HOW TO COMPLETE THIS TASK:
Copy every line below exactly.

SOURCE MATERIAL:
- Opening Delimiter -

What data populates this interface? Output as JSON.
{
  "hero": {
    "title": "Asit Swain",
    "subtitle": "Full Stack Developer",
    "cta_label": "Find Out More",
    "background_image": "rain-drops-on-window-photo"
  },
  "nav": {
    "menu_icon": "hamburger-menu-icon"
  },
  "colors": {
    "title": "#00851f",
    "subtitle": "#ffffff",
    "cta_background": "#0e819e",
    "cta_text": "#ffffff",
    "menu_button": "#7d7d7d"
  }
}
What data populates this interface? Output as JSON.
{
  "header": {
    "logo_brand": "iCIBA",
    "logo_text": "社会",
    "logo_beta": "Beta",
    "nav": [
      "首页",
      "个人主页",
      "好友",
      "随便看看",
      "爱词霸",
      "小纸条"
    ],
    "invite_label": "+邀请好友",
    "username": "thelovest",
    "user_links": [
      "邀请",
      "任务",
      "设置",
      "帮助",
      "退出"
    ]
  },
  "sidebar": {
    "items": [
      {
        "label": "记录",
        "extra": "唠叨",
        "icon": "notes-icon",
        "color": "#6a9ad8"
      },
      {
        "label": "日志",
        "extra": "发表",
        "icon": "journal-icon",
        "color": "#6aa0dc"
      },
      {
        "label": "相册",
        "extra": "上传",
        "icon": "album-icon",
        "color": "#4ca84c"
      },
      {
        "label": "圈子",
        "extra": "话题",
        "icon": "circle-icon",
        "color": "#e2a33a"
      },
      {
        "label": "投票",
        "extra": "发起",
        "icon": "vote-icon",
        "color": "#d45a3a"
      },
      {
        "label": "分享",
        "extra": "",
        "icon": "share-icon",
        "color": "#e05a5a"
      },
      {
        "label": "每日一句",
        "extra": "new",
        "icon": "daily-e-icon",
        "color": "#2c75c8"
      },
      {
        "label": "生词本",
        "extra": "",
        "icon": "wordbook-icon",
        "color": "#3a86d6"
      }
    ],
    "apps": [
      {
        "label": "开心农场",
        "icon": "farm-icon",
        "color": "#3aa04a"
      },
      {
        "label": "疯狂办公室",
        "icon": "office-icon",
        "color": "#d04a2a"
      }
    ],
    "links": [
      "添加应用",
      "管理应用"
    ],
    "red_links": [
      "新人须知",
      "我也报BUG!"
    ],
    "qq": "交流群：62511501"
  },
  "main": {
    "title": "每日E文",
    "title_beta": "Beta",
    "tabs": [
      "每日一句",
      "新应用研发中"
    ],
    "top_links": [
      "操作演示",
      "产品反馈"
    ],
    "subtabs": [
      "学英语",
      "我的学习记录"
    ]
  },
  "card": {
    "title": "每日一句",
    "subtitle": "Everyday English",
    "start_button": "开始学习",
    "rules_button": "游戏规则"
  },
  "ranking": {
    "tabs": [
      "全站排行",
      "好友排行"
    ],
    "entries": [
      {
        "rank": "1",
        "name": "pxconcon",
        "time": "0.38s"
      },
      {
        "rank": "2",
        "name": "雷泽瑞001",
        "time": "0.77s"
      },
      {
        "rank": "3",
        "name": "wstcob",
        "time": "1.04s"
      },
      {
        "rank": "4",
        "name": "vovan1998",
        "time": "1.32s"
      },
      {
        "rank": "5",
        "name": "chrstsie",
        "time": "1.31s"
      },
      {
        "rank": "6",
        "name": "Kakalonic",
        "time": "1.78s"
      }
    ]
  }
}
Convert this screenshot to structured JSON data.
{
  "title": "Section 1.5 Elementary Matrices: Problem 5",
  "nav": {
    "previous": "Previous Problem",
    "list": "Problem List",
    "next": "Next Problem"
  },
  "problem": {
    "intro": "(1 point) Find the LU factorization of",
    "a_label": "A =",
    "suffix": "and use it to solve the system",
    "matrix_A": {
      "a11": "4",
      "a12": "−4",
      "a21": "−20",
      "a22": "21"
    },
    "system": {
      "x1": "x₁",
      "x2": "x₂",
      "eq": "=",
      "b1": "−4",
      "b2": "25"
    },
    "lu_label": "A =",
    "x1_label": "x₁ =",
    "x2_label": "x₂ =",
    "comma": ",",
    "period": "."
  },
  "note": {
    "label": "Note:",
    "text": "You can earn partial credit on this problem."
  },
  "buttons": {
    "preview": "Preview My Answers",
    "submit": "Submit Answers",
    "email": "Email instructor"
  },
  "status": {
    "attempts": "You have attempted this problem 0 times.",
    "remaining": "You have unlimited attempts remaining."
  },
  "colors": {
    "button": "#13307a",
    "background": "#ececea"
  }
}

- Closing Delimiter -

SOLUTION BELOW:
What data populates this interface? Output as JSON.
{
  "hero": {
    "title": "Asit Swain",
    "subtitle": "Full Stack Developer",
    "cta_label": "Find Out More",
    "background_image": "rain-drops-on-window-photo"
  },
  "nav": {
    "menu_icon": "hamburger-menu-icon"
  },
  "colors": {
    "title": "#00851f",
    "subtitle": "#ffffff",
    "cta_background": "#0e819e",
    "cta_text": "#ffffff",
    "menu_button": "#7d7d7d"
  }
}
What data populates this interface? Output as JSON.
{
  "header": {
    "logo_brand": "iCIBA",
    "logo_text": "社会",
    "logo_beta": "Beta",
    "nav": [
      "首页",
      "个人主页",
      "好友",
      "随便看看",
      "爱词霸",
      "小纸条"
    ],
    "invite_label": "+邀请好友",
    "username": "thelovest",
    "user_links": [
      "邀请",
      "任务",
      "设置",
      "帮助",
      "退出"
    ]
  },
  "sidebar": {
    "items": [
      {
        "label": "记录",
        "extra": "唠叨",
        "icon": "notes-icon",
        "color": "#6a9ad8"
      },
      {
        "label": "日志",
        "extra": "发表",
        "icon": "journal-icon",
        "color": "#6aa0dc"
      },
      {
        "label": "相册",
        "extra": "上传",
        "icon": "album-icon",
        "color": "#4ca84c"
      },
      {
        "label": "圈子",
        "extra": "话题",
        "icon": "circle-icon",
        "color": "#e2a33a"
      },
      {
        "label": "投票",
        "extra": "发起",
        "icon": "vote-icon",
        "color": "#d45a3a"
      },
      {
        "label": "分享",
        "extra": "",
        "icon": "share-icon",
        "color": "#e05a5a"
      },
      {
        "label": "每日一句",
        "extra": "new",
        "icon": "daily-e-icon",
        "color": "#2c75c8"
      },
      {
        "label": "生词本",
        "extra": "",
        "icon": "wordbook-icon",
        "color": "#3a86d6"
      }
    ],
    "apps": [
      {
        "label": "开心农场",
        "icon": "farm-icon",
        "color": "#3aa04a"
      },
      {
        "label": "疯狂办公室",
        "icon": "office-icon",
        "color": "#d04a2a"
      }
    ],
    "links": [
      "添加应用",
      "管理应用"
    ],
    "red_links": [
      "新人须知",
      "我也报BUG!"
    ],
    "qq": "交流群：62511501"
  },
  "main": {
    "title": "每日E文",
    "title_beta": "Beta",
    "tabs": [
      "每日一句",
      "新应用研发中"
    ],
    "top_links": [
      "操作演示",
      "产品反馈"
    ],
    "subtabs": [
      "学英语",
      "我的学习记录"
    ]
  },
  "card": {
    "title": "每日一句",
    "subtitle": "Everyday English",
    "start_button": "开始学习",
    "rules_button": "游戏规则"
  },
  "ranking": {
    "tabs": [
      "全站排行",
      "好友排行"
    ],
    "entries": [
      {
        "rank": "1",
        "name": "pxconcon",
        "time": "0.38s"
      },
      {
        "rank": "2",
        "name": "雷泽瑞001",
        "time": "0.77s"
      },
      {
        "rank": "3",
        "name": "wstcob",
        "time": "1.04s"
      },
      {
        "rank": "4",
        "name": "vovan1998",
        "time": "1.32s"
      },
      {
        "rank": "5",
        "name": "chrstsie",
        "time": "1.31s"
      },
      {
        "rank": "6",
        "name": "Kakalonic",
        "time": "1.78s"
      }
    ]
  }
}
Convert this screenshot to structured JSON data.
{
  "title": "Section 1.5 Elementary Matrices: Problem 5",
  "nav": {
    "previous": "Previous Problem",
    "list": "Problem List",
    "next": "Next Problem"
  },
  "problem": {
    "intro": "(1 point) Find the LU factorization of",
    "a_label": "A =",
    "suffix": "and use it to solve the system",
    "matrix_A": {
      "a11": "4",
      "a12": "−4",
      "a21": "−20",
      "a22": "21"
    },
    "system": {
      "x1": "x₁",
      "x2": "x₂",
      "eq": "=",
      "b1": "−4",
      "b2": "25"
    },
    "lu_label": "A =",
    "x1_label": "x₁ =",
    "x2_label": "x₂ =",
    "comma": ",",
    "period": "."
  },
  "note": {
    "label": "Note:",
    "text": "You can earn partial credit on this problem."
  },
  "buttons": {
    "preview": "Preview My Answers",
    "submit": "Submit Answers",
    "email": "Email instructor"
  },
  "status": {
    "attempts": "You have attempted this problem 0 times.",
    "remaining": "You have unlimited attempts remaining."
  },
  "colors": {
    "button": "#13307a",
    "background": "#ececea"
  }
}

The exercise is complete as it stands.